I just want to see how The Man (IRS) is interpreting EVERYTHING before devising a strategy…

I think it makes perfect sense to treat property tax as an expense for rentals.

And it makes no sense to deduct property tax for primary home. If you want to deduct for primary, we need to factor in an equivalent rent for primary home to offset property tax and mortgage interest.

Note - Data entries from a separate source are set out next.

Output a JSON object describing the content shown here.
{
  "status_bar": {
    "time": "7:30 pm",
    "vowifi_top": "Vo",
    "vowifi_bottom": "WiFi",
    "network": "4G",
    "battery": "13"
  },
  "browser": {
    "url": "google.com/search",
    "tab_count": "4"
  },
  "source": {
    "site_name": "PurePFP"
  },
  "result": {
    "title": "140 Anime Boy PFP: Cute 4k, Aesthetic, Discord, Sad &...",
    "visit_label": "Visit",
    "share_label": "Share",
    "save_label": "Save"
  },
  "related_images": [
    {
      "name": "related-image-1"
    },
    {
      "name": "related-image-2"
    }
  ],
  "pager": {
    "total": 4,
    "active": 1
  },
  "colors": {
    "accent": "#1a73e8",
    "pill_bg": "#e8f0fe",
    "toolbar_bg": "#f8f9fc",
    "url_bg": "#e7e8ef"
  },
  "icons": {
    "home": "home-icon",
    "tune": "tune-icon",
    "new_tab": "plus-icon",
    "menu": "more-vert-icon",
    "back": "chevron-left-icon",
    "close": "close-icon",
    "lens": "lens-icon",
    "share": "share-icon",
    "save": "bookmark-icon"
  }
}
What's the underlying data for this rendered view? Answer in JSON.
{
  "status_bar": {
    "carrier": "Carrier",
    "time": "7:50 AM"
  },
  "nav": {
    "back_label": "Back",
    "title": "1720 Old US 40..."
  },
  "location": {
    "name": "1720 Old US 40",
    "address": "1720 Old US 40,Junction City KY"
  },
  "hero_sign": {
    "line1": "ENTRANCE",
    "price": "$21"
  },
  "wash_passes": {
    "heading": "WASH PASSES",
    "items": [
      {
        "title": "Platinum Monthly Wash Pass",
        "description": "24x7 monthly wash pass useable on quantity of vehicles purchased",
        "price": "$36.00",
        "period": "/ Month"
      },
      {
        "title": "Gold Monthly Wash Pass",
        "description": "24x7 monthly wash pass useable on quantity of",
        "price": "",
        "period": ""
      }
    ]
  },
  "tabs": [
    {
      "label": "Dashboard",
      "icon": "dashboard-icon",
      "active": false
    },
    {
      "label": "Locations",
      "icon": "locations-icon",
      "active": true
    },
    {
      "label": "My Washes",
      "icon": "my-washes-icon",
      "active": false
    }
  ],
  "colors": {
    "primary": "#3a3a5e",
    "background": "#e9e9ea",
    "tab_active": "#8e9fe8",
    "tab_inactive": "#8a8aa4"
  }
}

It makes perfect sense to me. Even with this tax reform, primary homeowners still enjoy an advantage to consume their housing vs a renter consuming the same housing. Primary home is a consumption, it’s not a business activity so makes no sense to expense against wage income